Early music fans given much to enjoy at Sunday showcase
It was a fascinating showcase on Sunday afternoon, and in a venue that of late has welcomed too few musical events. Gathered on the second level of the atrium in the Indiana University Art Museum were avid fans of early music who came to hear ensembles from the Jacobs School’s Historical Performance Institute, formerly the Early Music Institute.
Prepared to perform were the various ensembles that exist under the label Concentus: Voices, Renaissance Winds, Renaissance Viols, Renaissance Trombones and Plucked Strings. So, too, at the ready was the Baroque Orchestra and its conductor Stanley Ritchie, who had just been informed of being raised to the level of distinguished professor, the highest honor that an IU faculty member can get (and congratulations to him!).
What awaited us, the audience, was a program called “Gilding the Lilly,” an event designed to celebrate a current Lilly Library exhibit, “The Performative Book from Medieval Europe to the Americas.” More specifically, the concert recognized receipt of a medieval manuscript containing a chant donated to the Lilly by the widow of Thomas Binkley, revered founding director of the Early Music Institute. And to top that, Wendy Gillespie, the institute’s chairwoman, called upon faculty composer Don Freund to contribute a work of his making for the various performing musicians.
One heard first various Concentus groups performing chants and chant-influenced pieces by a series of 15th- and 16th-century composers. A few, such as Tomas Luis de Victoria, William Byrd, Heinrich Isaac and Orlando di Lassus, are familiar names. Others — like Francisco Guerrero, Antoine Brumel, Costanzo Festa, Peter Philips and Alfonso Ferrabosco —are less likely to be recognized. But their music, as chosen for the program, often fell radiant on the ears. The performers, instrumental and vocal, were superb in navigating through the musical challenges. And when the Voices glorified their selections under the guidance of Dana Marsh, coordinator at the institute and specialist in early music voice, one sometimes turned breathless, so lovely were the sounds produced.

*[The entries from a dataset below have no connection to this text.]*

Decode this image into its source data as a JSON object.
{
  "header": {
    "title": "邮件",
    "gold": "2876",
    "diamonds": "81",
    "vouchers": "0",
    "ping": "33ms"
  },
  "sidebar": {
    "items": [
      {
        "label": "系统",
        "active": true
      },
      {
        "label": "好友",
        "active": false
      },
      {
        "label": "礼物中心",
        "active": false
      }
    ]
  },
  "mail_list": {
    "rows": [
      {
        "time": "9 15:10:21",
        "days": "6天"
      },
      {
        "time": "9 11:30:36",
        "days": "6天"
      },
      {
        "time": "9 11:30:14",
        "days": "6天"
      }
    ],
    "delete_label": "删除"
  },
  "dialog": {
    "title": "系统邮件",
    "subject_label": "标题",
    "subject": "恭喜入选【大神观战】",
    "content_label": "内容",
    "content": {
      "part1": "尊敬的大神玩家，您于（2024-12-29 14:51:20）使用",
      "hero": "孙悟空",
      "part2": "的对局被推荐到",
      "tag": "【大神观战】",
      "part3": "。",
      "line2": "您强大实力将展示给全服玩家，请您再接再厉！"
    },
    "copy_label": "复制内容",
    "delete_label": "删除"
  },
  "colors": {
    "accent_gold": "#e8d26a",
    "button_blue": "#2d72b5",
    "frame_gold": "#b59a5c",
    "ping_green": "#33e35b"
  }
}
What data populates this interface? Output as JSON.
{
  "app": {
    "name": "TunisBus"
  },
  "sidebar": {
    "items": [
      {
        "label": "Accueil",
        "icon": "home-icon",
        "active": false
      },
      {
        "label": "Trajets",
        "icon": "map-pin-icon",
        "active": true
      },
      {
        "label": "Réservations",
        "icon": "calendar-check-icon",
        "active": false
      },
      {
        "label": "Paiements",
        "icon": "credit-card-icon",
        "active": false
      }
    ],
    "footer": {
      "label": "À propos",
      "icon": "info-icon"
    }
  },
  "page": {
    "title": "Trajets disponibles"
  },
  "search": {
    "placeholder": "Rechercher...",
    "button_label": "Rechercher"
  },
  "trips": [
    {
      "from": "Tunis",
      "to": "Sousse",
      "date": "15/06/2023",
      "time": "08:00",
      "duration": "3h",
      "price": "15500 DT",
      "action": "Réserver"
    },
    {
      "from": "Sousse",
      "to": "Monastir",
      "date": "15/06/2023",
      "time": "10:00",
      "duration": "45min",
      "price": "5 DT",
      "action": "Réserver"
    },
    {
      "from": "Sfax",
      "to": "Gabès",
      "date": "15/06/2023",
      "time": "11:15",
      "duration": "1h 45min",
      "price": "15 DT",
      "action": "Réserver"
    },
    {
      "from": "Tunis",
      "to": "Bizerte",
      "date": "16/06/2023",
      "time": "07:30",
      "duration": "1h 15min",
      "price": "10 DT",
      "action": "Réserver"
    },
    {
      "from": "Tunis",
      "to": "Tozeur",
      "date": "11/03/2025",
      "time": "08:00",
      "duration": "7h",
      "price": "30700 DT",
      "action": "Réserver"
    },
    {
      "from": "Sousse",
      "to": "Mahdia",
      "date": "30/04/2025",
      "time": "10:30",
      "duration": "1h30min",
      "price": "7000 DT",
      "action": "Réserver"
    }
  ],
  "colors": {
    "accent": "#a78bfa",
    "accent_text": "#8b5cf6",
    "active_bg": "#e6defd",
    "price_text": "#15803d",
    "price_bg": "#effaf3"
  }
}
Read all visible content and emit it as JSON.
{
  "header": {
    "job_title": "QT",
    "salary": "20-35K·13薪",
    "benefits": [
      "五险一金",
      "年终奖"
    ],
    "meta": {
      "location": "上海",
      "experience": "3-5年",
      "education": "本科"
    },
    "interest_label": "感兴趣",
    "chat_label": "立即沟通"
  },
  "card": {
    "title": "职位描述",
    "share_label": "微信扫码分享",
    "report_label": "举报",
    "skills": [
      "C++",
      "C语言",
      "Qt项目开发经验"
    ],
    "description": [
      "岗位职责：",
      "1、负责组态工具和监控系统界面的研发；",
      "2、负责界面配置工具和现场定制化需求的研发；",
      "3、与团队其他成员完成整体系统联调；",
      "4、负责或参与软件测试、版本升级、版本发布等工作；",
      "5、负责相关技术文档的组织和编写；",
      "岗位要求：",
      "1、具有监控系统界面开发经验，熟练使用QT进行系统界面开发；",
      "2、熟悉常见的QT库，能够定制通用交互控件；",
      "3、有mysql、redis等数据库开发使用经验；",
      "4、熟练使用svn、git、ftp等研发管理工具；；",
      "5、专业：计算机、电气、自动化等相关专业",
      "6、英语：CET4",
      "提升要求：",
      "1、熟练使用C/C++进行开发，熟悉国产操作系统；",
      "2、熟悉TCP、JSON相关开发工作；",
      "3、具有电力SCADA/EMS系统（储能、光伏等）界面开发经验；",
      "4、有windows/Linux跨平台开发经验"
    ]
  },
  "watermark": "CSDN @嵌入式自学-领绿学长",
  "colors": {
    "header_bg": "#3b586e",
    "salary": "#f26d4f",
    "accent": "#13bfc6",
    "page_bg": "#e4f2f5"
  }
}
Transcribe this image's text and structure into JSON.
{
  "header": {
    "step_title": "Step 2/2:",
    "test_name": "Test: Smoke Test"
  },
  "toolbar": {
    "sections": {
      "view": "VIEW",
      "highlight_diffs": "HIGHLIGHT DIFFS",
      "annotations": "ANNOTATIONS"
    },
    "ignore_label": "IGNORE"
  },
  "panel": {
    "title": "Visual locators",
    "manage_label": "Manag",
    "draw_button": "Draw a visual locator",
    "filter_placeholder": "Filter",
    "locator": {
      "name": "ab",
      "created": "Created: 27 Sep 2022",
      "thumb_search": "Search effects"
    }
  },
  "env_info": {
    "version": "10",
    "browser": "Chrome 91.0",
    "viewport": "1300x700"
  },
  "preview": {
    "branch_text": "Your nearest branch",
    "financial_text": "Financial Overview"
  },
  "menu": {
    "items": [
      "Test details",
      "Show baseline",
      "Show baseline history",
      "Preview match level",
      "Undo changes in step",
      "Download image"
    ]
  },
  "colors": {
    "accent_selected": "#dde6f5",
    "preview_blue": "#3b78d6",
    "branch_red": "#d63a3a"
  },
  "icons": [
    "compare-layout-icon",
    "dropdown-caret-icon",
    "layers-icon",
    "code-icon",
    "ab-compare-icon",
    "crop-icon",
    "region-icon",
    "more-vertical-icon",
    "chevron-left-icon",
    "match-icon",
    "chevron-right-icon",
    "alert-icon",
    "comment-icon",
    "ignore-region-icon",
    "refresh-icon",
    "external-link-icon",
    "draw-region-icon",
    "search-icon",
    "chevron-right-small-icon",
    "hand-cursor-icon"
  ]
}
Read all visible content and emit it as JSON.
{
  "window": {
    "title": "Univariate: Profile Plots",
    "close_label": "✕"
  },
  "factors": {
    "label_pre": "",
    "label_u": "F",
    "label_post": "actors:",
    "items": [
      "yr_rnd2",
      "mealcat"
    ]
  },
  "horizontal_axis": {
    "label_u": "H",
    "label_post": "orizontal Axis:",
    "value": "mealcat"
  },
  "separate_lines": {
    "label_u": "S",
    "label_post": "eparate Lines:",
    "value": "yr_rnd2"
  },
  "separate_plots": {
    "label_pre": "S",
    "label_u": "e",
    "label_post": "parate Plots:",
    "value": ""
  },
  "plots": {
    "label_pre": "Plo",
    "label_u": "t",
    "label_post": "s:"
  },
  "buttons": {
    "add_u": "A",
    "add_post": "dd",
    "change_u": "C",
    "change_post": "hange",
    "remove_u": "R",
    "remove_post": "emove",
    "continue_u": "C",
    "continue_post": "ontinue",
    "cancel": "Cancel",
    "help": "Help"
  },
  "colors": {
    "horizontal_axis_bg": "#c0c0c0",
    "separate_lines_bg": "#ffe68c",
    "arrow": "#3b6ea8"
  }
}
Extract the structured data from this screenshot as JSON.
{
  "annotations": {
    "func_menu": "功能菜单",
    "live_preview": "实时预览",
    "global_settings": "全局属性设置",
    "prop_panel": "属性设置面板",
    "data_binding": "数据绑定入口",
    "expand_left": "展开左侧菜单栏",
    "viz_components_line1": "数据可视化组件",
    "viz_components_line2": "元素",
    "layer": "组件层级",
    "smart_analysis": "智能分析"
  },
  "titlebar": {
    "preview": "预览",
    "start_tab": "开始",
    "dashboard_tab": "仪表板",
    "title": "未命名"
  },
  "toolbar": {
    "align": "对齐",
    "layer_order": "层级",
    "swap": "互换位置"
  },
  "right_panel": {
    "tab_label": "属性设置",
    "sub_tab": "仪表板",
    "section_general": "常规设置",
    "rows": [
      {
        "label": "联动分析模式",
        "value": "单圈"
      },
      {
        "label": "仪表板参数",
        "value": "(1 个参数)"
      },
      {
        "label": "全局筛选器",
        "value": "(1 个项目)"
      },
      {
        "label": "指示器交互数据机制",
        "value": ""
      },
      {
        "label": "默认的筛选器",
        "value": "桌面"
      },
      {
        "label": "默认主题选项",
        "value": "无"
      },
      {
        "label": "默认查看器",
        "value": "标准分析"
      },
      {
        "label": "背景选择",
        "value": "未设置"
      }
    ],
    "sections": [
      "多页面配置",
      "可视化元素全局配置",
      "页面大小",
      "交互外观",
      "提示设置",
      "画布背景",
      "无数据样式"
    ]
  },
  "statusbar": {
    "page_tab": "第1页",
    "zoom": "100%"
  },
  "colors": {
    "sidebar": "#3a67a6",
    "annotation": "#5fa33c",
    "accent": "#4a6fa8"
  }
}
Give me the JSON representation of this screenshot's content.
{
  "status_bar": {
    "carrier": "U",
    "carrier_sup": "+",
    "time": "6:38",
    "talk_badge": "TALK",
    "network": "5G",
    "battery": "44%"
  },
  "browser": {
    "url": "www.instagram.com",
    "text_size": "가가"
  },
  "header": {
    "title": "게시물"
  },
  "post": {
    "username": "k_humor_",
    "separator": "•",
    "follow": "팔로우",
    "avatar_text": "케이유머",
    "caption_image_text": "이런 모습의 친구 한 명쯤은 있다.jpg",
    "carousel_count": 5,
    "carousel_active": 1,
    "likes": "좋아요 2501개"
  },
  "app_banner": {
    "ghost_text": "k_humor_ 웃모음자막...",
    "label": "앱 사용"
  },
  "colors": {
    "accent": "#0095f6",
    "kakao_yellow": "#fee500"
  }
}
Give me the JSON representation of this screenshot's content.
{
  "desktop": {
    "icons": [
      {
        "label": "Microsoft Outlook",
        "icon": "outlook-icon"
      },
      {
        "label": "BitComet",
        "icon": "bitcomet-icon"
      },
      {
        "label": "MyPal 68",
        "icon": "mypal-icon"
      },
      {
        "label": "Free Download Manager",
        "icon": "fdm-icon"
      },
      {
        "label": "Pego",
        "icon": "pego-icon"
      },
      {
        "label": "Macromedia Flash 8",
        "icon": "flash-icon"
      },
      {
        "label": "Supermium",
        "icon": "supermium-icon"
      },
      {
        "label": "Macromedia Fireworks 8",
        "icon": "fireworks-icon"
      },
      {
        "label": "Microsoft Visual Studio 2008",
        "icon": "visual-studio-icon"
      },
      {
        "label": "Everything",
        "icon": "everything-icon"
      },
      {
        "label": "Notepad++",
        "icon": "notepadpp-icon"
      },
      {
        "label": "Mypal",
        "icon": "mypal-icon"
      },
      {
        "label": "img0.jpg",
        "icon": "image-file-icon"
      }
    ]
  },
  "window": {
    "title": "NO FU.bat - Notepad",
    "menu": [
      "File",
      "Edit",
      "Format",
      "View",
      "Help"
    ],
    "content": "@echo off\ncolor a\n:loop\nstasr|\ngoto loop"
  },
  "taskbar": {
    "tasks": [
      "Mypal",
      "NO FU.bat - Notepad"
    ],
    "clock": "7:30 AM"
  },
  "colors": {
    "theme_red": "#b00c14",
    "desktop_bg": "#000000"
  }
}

The newly tapped distinguished professor, Stanley Ritchie, then took over, using the Baroque Orchestra and the Concentus Voices for a sumptuous reading of later music, Antonio Vivaldi’s Magnificat in G Minor, written in the early 18th century. It is a stunning work, Vivaldi at his melodic and emotionally strongest. Orchestra and vocal soloists matched the music in quality; the result was a pleasure to experience.
Don Freund’s “Discubuit Jesus,” scored for orchestra (the Baroque in reduced number), Concentus instrumentalists, and five vocal soloists, ended the program. The piece served as aural time travel, switching the dominant theme, a chant, through passages for voice, for the Renaissance ensembles with their instruments of long ago vintage, and for the Baroque Orchestra strings. The music swung back and forth from one grouping to another, dramatically and yet comfortably, too. Freund’s grasp of the various period sounds was phenomenal. He gave the musicians an enticing and engaging assignment and the listeners an enticing and engaging listen-to.
Reaction to “Discubuit Jesus” and to the rest of the program sounded enthusiastic. Ovations were warm and, at the end, extensive, just what the performers deserved.